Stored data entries

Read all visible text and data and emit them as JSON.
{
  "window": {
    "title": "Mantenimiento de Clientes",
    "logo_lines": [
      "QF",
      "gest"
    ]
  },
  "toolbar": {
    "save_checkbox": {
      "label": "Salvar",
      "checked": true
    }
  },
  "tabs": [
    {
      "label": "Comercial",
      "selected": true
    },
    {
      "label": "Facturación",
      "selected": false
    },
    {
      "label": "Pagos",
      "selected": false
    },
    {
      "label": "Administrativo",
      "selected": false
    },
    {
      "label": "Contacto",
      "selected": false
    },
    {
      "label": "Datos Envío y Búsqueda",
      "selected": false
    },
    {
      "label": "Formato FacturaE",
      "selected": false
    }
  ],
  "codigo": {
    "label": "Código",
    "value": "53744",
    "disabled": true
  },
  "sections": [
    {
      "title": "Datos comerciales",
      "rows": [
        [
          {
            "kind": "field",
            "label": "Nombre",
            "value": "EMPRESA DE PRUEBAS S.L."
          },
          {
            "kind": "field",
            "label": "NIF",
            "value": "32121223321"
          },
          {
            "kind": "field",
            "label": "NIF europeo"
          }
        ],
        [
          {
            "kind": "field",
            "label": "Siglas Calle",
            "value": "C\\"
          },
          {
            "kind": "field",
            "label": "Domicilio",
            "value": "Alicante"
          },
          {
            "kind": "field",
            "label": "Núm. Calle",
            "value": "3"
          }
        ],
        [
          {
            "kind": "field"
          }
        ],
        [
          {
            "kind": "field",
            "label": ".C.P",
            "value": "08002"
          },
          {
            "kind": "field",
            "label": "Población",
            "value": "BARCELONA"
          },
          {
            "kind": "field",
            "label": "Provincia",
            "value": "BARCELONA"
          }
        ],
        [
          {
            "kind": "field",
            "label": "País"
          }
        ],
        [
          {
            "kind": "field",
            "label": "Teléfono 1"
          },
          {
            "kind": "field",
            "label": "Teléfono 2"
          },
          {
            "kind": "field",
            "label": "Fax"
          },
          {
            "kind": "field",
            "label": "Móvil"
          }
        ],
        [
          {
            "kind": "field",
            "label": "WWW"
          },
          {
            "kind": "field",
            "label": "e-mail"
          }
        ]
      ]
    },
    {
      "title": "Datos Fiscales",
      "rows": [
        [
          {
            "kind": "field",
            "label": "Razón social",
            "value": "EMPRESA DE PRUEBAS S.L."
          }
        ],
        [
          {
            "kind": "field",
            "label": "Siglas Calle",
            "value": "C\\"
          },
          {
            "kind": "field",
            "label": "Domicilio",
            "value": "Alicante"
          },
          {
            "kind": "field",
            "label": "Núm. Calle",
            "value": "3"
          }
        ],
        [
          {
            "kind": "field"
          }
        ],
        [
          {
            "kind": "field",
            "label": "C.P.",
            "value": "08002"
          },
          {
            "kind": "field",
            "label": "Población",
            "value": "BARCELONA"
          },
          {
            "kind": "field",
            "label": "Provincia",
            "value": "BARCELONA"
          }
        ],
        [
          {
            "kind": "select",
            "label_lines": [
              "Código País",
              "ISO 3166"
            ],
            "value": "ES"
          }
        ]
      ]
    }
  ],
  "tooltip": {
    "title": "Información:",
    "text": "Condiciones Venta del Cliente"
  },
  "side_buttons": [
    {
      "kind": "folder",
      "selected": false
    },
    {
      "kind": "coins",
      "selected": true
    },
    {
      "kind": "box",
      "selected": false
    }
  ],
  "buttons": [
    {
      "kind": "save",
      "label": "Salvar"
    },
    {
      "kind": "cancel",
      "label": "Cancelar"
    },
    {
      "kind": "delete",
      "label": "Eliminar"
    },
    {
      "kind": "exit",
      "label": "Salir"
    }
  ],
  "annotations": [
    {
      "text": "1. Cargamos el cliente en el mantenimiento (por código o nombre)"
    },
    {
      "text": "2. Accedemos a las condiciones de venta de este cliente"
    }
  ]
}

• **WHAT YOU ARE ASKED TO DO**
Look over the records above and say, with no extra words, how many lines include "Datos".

• **ANSWER SECTION**
3